── Entries shown

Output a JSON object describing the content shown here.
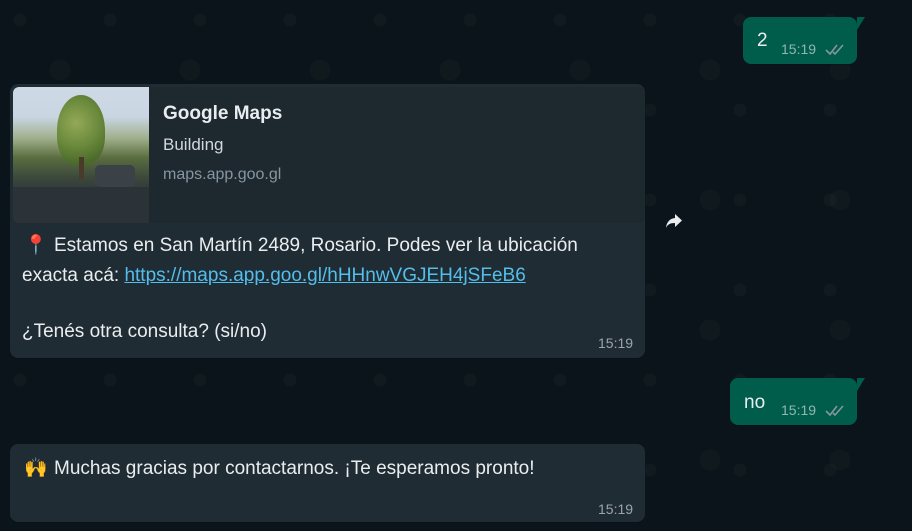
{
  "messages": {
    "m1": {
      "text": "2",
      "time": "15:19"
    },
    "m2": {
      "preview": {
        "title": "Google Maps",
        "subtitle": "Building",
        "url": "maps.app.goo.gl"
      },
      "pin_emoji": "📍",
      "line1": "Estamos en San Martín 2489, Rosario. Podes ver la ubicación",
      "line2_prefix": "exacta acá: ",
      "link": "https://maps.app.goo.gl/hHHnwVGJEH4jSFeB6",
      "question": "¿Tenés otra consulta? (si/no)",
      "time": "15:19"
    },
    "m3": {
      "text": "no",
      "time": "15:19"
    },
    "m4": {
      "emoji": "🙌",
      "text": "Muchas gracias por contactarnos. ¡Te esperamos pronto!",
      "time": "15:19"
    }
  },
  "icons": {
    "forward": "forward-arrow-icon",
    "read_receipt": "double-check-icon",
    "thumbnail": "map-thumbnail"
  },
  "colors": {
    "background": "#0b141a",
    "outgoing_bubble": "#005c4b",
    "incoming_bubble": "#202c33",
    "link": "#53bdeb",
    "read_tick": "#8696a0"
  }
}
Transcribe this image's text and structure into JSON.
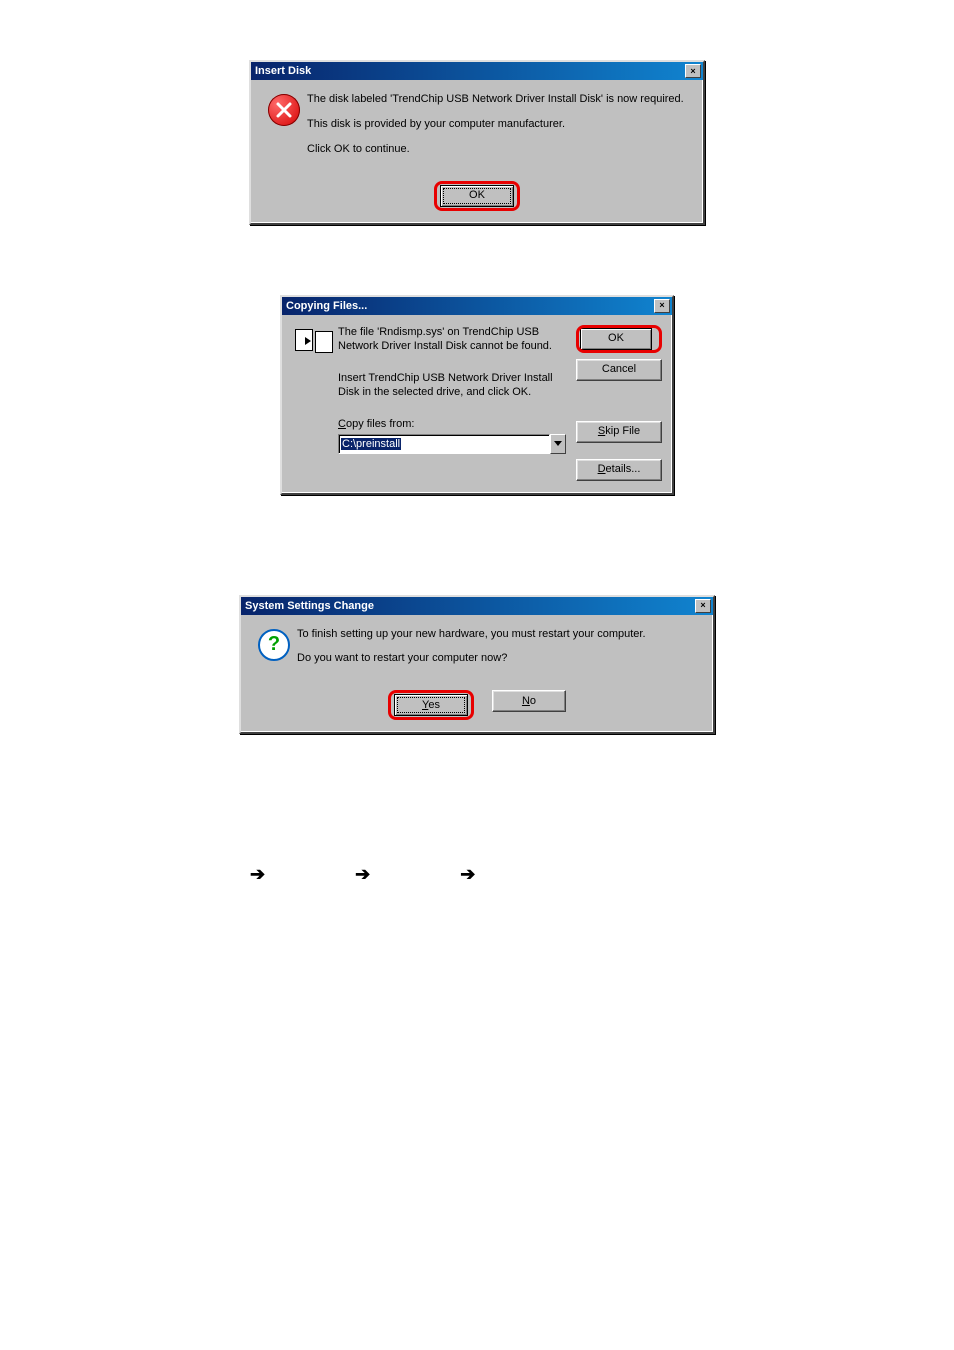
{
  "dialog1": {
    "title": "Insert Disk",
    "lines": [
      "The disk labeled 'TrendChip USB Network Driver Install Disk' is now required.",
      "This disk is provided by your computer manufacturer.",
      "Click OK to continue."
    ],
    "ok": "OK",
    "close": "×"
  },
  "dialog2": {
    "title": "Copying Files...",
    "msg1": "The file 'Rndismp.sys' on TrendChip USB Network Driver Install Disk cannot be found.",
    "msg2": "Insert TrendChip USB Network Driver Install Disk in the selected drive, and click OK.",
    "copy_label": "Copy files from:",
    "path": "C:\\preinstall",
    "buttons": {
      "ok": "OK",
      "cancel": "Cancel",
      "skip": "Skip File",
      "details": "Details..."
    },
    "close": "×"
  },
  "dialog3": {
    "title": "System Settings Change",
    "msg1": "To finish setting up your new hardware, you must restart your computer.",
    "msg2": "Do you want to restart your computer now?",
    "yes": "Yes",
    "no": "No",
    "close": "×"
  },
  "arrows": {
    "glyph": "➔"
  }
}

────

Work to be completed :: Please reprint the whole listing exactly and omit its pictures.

Response to this task ::
Output a JSON object describing the content shown here.
{
  "messages": {
    "m1": {
      "text": "2",
      "time": "15:19"
    },
    "m2": {
      "preview": {
        "title": "Google Maps",
        "subtitle": "Building",
        "url": "maps.app.goo.gl"
      },
      "pin_emoji": "📍",
      "line1": "Estamos en San Martín 2489, Rosario. Podes ver la ubicación",
      "line2_prefix": "exacta acá: ",
      "link": "https://maps.app.goo.gl/hHHnwVGJEH4jSFeB6",
      "question": "¿Tenés otra consulta? (si/no)",
      "time": "15:19"
    },
    "m3": {
      "text": "no",
      "time": "15:19"
    },
    "m4": {
      "emoji": "🙌",
      "text": "Muchas gracias por contactarnos. ¡Te esperamos pronto!",
      "time": "15:19"
    }
  },
  "icons": {
    "forward": "forward-arrow-icon",
    "read_receipt": "double-check-icon",
    "thumbnail": "map-thumbnail"
  },
  "colors": {
    "background": "#0b141a",
    "outgoing_bubble": "#005c4b",
    "incoming_bubble": "#202c33",
    "link": "#53bdeb",
    "read_tick": "#8696a0"
  }
}
Transcribe this image's text and structure into JSON.
{
  "dialog1": {
    "title": "Insert Disk",
    "lines": [
      "The disk labeled 'TrendChip USB Network Driver Install Disk' is now required.",
      "This disk is provided by your computer manufacturer.",
      "Click OK to continue."
    ],
    "ok": "OK",
    "close": "×"
  },
  "dialog2": {
    "title": "Copying Files...",
    "msg1": "The file 'Rndismp.sys' on TrendChip USB Network Driver Install Disk cannot be found.",
    "msg2": "Insert TrendChip USB Network Driver Install Disk in the selected drive, and click OK.",
    "copy_label": "Copy files from:",
    "path": "C:\\preinstall",
    "buttons": {
      "ok": "OK",
      "cancel": "Cancel",
      "skip": "Skip File",
      "details": "Details..."
    },
    "close": "×"
  },
  "dialog3": {
    "title": "System Settings Change",
    "msg1": "To finish setting up your new hardware, you must restart your computer.",
    "msg2": "Do you want to restart your computer now?",
    "yes": "Yes",
    "no": "No",
    "close": "×"
  },
  "arrows": {
    "glyph": "➔"
  }
}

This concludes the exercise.